  • Security of Biomedical Chips
  • Low Power Analog/Mixed Signal IC Design

Integrated Circuits and Systems Lab ICAS

Embedded Computing Lab

Our research group is focused on the computer vision and deep learning algorithms, efficient hardware architecture designs, and their applications to autonomous driving, robotics, and embedded systems. Our research works have been published regularly in top venues such as CVPR, ICCV, ICRA, IROS, RAL, TPAMI, TNNLS, TMM, TCAS1, etc. Our mission is to build integrate circuits for artificial intelligence.

Research Areas:

  • Autonomous Vehicles
  • Robotics
  • Computer Vision
  • Deep Learning
  • Hardware Architecture
  • Integrated Circuits

Center for Imaging and Sensing

To assist our industrial partners in their quality assurance and imaging requirements.
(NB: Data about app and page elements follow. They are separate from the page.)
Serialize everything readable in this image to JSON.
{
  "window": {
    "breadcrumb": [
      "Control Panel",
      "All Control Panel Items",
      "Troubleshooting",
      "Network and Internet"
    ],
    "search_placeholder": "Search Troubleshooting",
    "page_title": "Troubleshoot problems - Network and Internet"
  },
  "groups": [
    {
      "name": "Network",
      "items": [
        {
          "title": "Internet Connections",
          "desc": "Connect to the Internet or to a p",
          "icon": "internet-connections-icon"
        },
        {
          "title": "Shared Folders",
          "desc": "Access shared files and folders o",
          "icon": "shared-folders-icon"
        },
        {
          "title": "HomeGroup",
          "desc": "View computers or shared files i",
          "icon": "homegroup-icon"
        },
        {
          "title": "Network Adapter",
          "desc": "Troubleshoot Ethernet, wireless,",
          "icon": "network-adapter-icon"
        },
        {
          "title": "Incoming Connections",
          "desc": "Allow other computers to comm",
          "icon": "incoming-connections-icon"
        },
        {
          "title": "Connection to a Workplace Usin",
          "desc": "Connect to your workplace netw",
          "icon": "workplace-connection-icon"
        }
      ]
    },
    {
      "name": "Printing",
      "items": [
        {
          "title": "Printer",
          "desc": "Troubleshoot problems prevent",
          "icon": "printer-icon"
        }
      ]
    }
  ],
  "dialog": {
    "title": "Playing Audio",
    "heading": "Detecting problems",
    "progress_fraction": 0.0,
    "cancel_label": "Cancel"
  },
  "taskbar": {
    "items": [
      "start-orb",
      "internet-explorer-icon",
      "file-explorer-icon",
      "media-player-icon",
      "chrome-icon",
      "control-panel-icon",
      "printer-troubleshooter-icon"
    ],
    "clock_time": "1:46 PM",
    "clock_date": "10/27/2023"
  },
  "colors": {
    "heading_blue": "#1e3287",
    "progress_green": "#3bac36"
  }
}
It focuses on inspection and imaging methodologies, fundamental sensor and instrumentation research, and turn-key prototype system development.

Research Areas:

  • Nondestructive evaluation/testing
  • Imaging
  • RF coil development

 

Center for Bioelectromagnetic Modeling & Design

Our research (jointly with Mass General Hospital, A. A. Martinos Ctr. for Biomed. Imaging) is in bioelectromagnetics of the brain in application to neurostimulation and neurophysiological recordings. It includes both computational modeling at mesoscale and multiscale, and experiment.

Research Areas:

  • Boundary element fast multipole method (BEM-FMM)
  • Modeling transcranial magnetic and electrical stimulation, experiment
  • Modeling EEG &MEG. Experiment
  • Modeling microwave imaging, experiment